Coronavirus/COVID-19 and brain tumours #CoronaComms
Our support hasn’t stopped for Coronavirus, and we’re still here during this lockdown and beyond to support people with a brain tumour and their loved ones. This is our COVID-19 Hub where you can find relevant information about Coronavirus and brain tumours. If you have any questions, give us a call on 01983 292 405. Remember that your clinical team are still here for you during this time – if you are worried about anything, contact them.
Latest coronavirus news for people with a brain tumour
How we are staying updated so that our community has the latest information on COVID-19 and brain tumours?
There is a lot of noise generated by so many channels around COVID-19, some reliable, some not so. Our role is to make sure that the information we share about COVID-19 and brain tumours can be held up to scrutiny and is rigorous in production so that you know what you are hearing is trustworthy and evidenced.
How do we do this? Well, firstly through our connections with our peers, such as other cancer charities. We also have updates from NHS England. We have a weekly call with David Fitzgerald, Cancer Programme Director and Peter Johnson, National Clinical Director for Cancer. Our top level guidance comes from the best sources. Information about brain tumours and treatment during COVID 19 comes from professional bodies such as the Society of British Neurosurgeons and the Royal Colleges. We then absorb the information so that it is relevant to our community and meaningful to you as you live your lives.

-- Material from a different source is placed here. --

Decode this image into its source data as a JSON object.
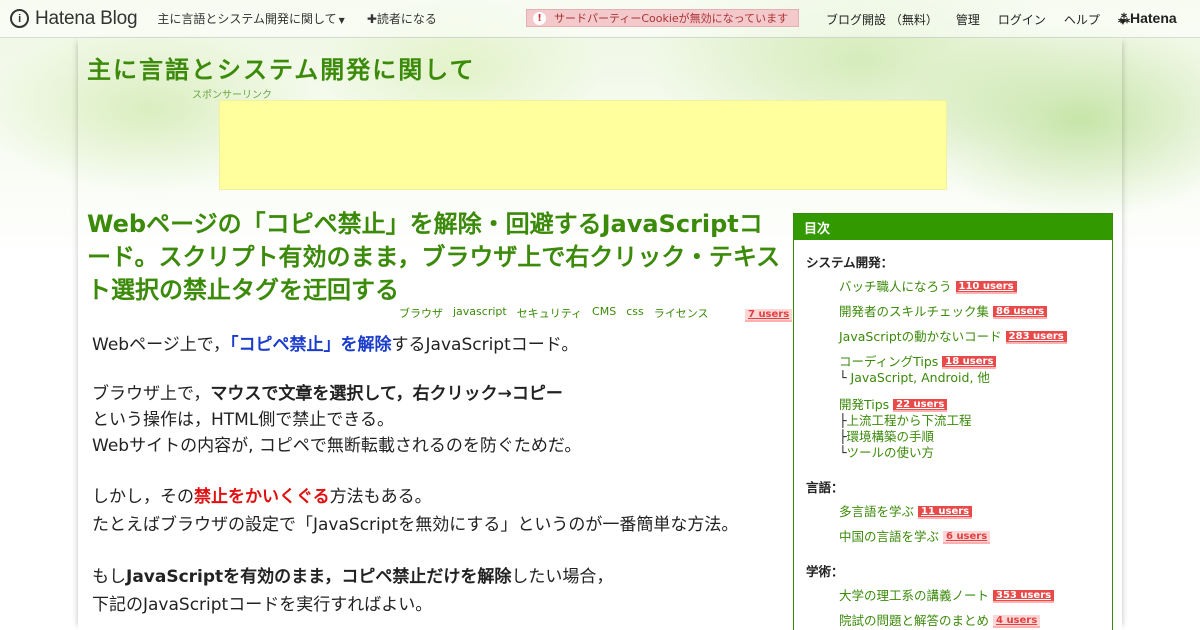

We too are having some ‘on the ground’ feedback from you as you attend appointments. This is what makes it real so please keep sharing.
If you are uncertain about any information you read, always check with the Government NHS national guidance or contact us. Information is being updated on a daily basis. You can read the guidance from the International Brain Tumour Alliance (IBTA) here.
We’re breaking down the latest news on how Coronavirus is impacting brain tumour treatment.
As shielding ends and lockdown eases, we’ve explored what this means for people with a brain tumour. Click here to read.
Children with a brain tumour and their families are suffering because of the Coronavirus pandemic. From isolation to anxiety, find out how COVID-19 has impacted life with a brain tumour for families, and read about support available through little brainstrust. Click here for the article.
Updated 23-02: The COVID-19 vaccine: we’ve answered your questions about the COVID-19 vaccine here.
We’ve joined together with the NHS and cancer charities to produce this advice for people with cancer on COVID-19. This guidance is regularly updated, most recently on June 4th. Read it here.
There has been a worrying drop in referrals of brain tumour patients to neurosurgical departments since lockdown. If you think you have a brain tumour, are worried about cancer, or have a brain tumour and are concerned by any changes, contact your GP. The NHS is still open. Read more here.
There is now updated NICE guidance for immunocompromised children during the COVID-19 pandemic. Click here to have a read.
Here we’ve summarised guidance from the Royal College of Radiologists about how COVID-19 may impact stereotactic radio surgery for people with a brain tumour. Read it here.
You have weathered storms before. However this crisis is affecting you – you’re not alone.
It is great that the Government and local council have identified me as being “highly vulnerable and at risk” and whilst I feel extremely grateful for this and that they are supporting me with regular texts, emails and calls to update me and ask if I need any additional help, this just serves as a constant reminder of my situation and why I am here…
The whole country is now facing a scary ‘new normal’ which has weirdly made me feel stronger as my own condition has paled into significance, and we are all getting through this surreal time together.
I’ve got a grade 3 oligodendroglioma and feel deeply sad that my precious time is jeopardised
I thought I had everything sorted and now feel like I am back to square one. My wife’s scan has been put back by 6 months and in the meantime she is really quite poorly. The thought of having to wait another 6 months is beyond words.
Things to help you through
Book a coaching call, or join us for a webinar or online Meetup. We’re here to help.
Our Thrive with brainstrust webinars will help you feel on top of things when living with a brain tumour. Hosted by expert guests or our knowledgeable support specialists, topics include Living Well with Fatigue, Managing Behaviour and Personality Change and Understanding Imaging. Sign up for our events here.
So we can all stay connected, we’ve brought our Meetups online! Join a Meetup for everyone, or find a group that suits you – we’re hosting Virtual Meetups for Teens, for people with a GBM, those with a Meningioma and much more. Find a Virtual Meetup here.
Our Brain Tumour Know Hows are short, clear guides about different topics relevant to the brain tumour community. Explore the Know Hows here.
Brain tumours are already one of the most expensive cancers, and the pandemic is only heightening money worries for lots of people. We can’t give financial advice, but click here to see how we can help you cope with money worries.
The WHO have produced some guidance on how to stay physically active during self-quarantine. This guidance is intended for people in self-quarantine without any symptoms or diagnosis of acute respiratory illness.